He went to the doctor and found out he had experienced a heart attack without even realizing it earlier that week. An echocardiogram revealed four clogged arteries — two 100 percent obstructed — and a clot in his left ventricle, which meant surgery was extremely risky. The doctor gave him some pills to break up the clot and sent him home. Zeiger returned to the doctor a month later. The clot was smaller, but not completely gone. There was a 1 in 100 chance that he would have a stroke on the table. He took his chances.
Now, two years after his quadruple bypass surgery, he feels more like himself again. He still runs, though he's dialed it back to about 30 or 40 miles a week. The possibility of another episode still looms in the back of his mind, but it's been lessened by his team of three therapists and cardiac rehab sessions at St. Luke's Rehabilitation Institute.
"I was dying. Literally," he says. "They saved my life."
The unfortunate thing, according to Dr. Enkhtuyaa "Ellie" Mueller, a cardiologist at Rockwood Heart and Vascular Center, is that only 20 percent of cardiac patients actually go to rehab despite the fact that it's been proven to prolong life, improve quality of life and prevent future heart attacks.
"Not all the things we do in medicine today can prolong your life," Mueller says, "but this will."
She says there are many reasons patients don't go — laziness, a cumbersome referral process, just too busy — but one of the most frustrating for her is when cardiologists don't even tell their patients about rehab programs.
Mueller recommends cardiac rehab to every single one of her patients who qualify under their insurance (Medicare covers up to 36 sessions for people who've had open heart surgery or a major cardiac episode). Actually, recommends is putting it lightly. She demands they attend rehab if they're eligible, and the way she raves about its benefits, they can hardly say no.
"The risk involved when I do open-heart surgery is huge. You might die on the table," she says. "Every time you take medicine, there are side effects involved, even aspirin. But there is no side effect for cardiac rehab. It is absolutely the best thing."
One of the biggest misconceptions about cardiac rehab is that it's just another workout program. That certainly is part of it, as each session devotes time to exercise, including aerobic activity, as well as upper-body and core strengthening and balance exercises. Everything is done under the supervision of therapists who monitor patients' blood pressure and heart rate. Most important, the patients also learn how to monitor it for themselves.
"Rehab teaches you that you might feel great, but your heart is saying 'I'm not ready for that yet,'" says Shaina Hicks, a certified clinical exercise physiologist and registered dietitian at St. Luke's Rehabilitation Institute. "That's why it's good to learn to measure your blood pressure and heart rhythm, so you know what pace you're able to do at home."
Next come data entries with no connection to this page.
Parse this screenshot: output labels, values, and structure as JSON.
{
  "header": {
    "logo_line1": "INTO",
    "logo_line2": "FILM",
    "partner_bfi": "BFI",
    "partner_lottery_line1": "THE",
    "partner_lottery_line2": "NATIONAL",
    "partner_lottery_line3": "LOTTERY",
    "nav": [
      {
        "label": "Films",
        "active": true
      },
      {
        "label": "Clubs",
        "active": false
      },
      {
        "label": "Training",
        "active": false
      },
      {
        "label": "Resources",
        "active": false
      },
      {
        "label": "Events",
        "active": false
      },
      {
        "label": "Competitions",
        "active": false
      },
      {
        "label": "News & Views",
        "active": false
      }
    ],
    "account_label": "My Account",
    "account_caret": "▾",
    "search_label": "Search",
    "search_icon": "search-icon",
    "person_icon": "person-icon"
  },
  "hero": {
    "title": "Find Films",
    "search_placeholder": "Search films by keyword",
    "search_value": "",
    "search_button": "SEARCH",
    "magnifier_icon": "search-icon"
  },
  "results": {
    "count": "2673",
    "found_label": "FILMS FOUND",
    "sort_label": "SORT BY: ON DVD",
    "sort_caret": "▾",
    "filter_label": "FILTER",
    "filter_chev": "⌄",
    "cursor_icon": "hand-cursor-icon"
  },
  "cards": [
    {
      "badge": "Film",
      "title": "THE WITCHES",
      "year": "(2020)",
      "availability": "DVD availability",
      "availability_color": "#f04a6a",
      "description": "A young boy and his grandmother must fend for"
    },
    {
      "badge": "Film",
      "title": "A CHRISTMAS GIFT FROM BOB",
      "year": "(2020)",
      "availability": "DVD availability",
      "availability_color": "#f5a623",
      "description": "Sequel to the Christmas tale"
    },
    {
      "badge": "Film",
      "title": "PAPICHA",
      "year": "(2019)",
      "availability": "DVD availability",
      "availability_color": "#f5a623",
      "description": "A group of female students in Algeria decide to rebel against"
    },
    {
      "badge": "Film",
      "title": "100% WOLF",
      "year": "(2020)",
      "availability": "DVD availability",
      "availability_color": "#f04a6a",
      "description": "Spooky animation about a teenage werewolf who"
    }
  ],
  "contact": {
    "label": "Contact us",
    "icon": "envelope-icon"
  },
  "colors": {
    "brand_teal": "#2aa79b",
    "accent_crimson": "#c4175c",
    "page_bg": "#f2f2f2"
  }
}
The other half of cardiac rehab is educational. Exercise is important for strengthening the heart muscle, but in order to effectively prevent another cardiac episode, patients must change their lifestyles. Hicks says about 15 minutes of each session at St. Luke's is dedicated to education on nutrition and diet. She teaches how to analyze food labels and what foods to eat.
Ultimately, the goal of cardiac rehab is to get patients to a point where they are able to exercise and eat right on their own, Hicks says.
Zeiger's first couple of rehab sessions didn't go so well. His heart was racing — as you might expect after bypass surgery — he still felt sluggish and the nutritional information was mundane. He had a doctorate degree in the subject, after all. Eventually, though, things got a little easier. He constantly badgered the team of therapists to update him on his vitals and took an active role in his recovery, so he would know what was safe to do later at home.
"The toughest thing for anybody is getting your mind around it," Zeiger says. "I'm two years out right now and I struggle every day. It's a game. You're wondering when the next episode is going to happen."
Zeiger found comfort in the group of about 16 other patients in his rehab class. He says they end up building relationships with each other and act as a quasi-support group.
One patient, a new friend of Zeiger's, described cardiac rehab as "healing hearts and minds."
St. Luke's Rehabilitation Institute and the Rockwood Clinic both offer outpatient cardiac rehab programs. Typically, classes are three days a week for three months, but it really depends on the individual patient, Hicks says. Every patient is given an evaluation on their first visit, and therapists make a recommendation for the length and intensity of the rest of the sessions. ♦